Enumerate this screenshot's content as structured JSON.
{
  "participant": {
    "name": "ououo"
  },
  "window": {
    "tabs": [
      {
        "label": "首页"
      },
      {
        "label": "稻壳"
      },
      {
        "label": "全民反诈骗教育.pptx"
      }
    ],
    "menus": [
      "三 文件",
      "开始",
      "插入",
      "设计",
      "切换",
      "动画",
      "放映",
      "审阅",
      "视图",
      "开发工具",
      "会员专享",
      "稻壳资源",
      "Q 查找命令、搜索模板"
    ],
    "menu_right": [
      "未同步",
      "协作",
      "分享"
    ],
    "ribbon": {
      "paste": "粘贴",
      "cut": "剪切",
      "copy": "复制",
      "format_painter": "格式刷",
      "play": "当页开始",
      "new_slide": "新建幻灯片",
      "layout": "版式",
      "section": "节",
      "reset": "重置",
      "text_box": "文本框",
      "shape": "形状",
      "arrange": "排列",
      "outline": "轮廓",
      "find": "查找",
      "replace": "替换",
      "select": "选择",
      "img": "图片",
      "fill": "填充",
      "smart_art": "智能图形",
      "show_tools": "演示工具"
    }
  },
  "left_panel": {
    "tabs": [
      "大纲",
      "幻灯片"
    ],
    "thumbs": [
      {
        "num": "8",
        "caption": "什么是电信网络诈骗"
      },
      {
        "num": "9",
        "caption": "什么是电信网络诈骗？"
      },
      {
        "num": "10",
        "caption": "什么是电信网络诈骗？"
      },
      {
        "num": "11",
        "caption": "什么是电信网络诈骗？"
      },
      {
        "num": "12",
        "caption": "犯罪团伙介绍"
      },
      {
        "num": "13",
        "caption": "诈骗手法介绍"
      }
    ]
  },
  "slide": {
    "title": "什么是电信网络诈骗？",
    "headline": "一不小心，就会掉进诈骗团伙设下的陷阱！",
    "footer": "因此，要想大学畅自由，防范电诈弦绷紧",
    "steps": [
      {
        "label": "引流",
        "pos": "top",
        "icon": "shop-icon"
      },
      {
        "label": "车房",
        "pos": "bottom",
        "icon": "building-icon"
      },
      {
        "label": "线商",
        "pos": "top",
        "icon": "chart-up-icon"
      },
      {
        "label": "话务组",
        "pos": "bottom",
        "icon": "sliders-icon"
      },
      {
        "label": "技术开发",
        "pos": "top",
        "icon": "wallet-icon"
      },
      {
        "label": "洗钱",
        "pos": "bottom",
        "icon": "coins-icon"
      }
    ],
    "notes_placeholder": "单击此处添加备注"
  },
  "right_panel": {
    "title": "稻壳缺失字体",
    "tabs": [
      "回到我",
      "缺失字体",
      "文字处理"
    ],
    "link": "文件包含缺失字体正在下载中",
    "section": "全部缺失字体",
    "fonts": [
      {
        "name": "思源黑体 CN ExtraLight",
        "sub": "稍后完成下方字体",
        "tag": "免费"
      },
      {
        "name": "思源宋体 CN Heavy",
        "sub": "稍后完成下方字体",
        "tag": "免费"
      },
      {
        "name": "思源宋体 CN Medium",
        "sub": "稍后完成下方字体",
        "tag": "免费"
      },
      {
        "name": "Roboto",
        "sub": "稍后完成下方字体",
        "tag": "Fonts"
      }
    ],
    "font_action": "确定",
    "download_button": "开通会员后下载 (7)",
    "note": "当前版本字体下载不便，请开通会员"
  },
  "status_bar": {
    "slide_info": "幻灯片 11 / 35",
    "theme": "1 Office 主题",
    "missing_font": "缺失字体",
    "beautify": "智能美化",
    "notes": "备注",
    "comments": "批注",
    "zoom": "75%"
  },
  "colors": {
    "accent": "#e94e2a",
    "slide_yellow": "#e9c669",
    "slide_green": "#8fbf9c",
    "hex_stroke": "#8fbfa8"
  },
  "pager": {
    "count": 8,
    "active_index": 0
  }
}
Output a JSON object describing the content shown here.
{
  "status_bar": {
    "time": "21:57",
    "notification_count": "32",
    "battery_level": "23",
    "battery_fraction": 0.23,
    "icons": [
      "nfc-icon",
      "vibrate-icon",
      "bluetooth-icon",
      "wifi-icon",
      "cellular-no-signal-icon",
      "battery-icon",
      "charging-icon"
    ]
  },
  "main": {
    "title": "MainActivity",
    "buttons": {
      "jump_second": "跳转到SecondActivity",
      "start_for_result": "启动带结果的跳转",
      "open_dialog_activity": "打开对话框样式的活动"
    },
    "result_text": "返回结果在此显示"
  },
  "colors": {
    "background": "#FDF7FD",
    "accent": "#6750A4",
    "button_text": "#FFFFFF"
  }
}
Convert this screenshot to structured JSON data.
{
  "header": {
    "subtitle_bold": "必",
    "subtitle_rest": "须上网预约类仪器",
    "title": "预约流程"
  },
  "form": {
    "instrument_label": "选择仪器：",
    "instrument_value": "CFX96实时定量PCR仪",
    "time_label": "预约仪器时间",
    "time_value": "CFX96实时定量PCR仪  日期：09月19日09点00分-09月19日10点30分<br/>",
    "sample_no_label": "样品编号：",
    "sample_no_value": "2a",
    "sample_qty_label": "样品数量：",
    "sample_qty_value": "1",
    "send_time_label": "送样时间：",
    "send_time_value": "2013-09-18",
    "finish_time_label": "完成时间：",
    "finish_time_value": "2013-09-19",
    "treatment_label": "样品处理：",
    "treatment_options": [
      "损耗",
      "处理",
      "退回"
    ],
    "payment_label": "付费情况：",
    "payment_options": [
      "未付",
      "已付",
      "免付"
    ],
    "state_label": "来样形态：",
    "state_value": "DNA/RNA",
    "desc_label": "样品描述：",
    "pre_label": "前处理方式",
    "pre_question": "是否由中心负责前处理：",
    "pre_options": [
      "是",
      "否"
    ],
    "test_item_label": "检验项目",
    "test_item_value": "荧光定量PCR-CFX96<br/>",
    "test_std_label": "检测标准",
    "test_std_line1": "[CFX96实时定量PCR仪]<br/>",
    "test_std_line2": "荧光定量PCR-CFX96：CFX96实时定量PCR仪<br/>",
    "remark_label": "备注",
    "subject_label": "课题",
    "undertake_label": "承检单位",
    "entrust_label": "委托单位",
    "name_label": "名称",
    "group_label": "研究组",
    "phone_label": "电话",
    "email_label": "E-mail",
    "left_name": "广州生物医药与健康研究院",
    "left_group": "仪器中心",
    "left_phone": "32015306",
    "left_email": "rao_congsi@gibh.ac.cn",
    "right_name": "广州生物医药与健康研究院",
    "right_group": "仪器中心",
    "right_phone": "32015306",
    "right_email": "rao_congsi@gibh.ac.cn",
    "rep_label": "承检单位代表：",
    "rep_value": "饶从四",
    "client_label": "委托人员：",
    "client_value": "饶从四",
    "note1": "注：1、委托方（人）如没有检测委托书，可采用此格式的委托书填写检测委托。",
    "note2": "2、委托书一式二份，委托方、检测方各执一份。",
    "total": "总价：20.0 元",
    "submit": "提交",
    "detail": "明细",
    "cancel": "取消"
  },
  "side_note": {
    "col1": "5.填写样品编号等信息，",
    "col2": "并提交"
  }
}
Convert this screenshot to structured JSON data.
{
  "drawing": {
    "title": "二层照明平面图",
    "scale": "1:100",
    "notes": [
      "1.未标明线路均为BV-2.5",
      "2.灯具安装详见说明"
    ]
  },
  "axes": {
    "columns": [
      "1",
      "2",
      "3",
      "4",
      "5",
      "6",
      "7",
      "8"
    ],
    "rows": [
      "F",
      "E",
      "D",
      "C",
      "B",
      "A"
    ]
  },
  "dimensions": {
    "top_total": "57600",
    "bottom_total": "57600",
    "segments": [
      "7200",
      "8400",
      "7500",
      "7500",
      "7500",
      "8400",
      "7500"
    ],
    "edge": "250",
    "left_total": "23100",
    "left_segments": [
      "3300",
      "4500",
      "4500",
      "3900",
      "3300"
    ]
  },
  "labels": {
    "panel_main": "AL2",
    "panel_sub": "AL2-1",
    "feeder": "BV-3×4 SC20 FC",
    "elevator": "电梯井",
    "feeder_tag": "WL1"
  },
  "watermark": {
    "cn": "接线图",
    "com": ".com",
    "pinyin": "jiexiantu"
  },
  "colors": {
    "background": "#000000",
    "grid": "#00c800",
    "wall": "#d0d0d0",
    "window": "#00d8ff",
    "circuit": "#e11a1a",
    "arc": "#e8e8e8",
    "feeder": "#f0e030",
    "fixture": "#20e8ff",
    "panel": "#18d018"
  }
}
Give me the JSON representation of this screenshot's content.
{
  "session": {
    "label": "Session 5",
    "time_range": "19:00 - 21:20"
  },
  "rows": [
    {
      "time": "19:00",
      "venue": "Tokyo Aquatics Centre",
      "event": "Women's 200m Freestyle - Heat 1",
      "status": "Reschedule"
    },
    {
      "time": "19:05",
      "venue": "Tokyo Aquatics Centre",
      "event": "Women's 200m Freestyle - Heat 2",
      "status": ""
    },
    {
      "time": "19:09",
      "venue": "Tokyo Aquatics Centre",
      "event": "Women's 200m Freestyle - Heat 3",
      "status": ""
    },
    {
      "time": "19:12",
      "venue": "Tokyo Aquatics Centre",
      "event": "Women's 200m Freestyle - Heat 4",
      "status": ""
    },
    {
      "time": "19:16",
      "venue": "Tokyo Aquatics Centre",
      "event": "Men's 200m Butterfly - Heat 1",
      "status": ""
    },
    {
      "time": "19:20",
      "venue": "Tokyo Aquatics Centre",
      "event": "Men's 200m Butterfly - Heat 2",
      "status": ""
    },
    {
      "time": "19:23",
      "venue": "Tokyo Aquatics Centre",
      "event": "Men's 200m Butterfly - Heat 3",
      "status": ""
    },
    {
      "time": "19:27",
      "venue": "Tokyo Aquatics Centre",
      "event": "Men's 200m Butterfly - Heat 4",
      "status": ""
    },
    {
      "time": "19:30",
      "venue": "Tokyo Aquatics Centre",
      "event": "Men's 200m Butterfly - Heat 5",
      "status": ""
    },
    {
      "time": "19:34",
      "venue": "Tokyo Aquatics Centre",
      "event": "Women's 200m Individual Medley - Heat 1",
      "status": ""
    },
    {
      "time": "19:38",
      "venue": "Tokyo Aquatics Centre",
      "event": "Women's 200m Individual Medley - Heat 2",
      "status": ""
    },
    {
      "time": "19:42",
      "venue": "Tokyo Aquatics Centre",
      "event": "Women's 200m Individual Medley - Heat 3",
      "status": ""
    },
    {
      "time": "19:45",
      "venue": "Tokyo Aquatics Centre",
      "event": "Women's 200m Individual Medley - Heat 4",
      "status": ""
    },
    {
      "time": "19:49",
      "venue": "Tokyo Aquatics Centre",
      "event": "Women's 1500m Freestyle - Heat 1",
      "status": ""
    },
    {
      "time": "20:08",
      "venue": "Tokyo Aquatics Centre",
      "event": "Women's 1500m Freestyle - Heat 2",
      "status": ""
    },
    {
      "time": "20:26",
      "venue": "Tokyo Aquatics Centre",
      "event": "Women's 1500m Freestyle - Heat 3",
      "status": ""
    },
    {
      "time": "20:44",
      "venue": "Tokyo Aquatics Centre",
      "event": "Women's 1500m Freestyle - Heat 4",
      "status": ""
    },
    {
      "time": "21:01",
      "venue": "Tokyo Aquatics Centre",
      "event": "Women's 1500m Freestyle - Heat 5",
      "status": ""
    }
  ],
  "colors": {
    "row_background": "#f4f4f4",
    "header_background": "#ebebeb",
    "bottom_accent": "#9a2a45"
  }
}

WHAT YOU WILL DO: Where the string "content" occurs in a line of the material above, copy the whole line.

REPLY TO THE EXERCISE:
Enumerate this screenshot's content as structured JSON.
Output a JSON object describing the content shown here.
Give me the JSON representation of this screenshot's content.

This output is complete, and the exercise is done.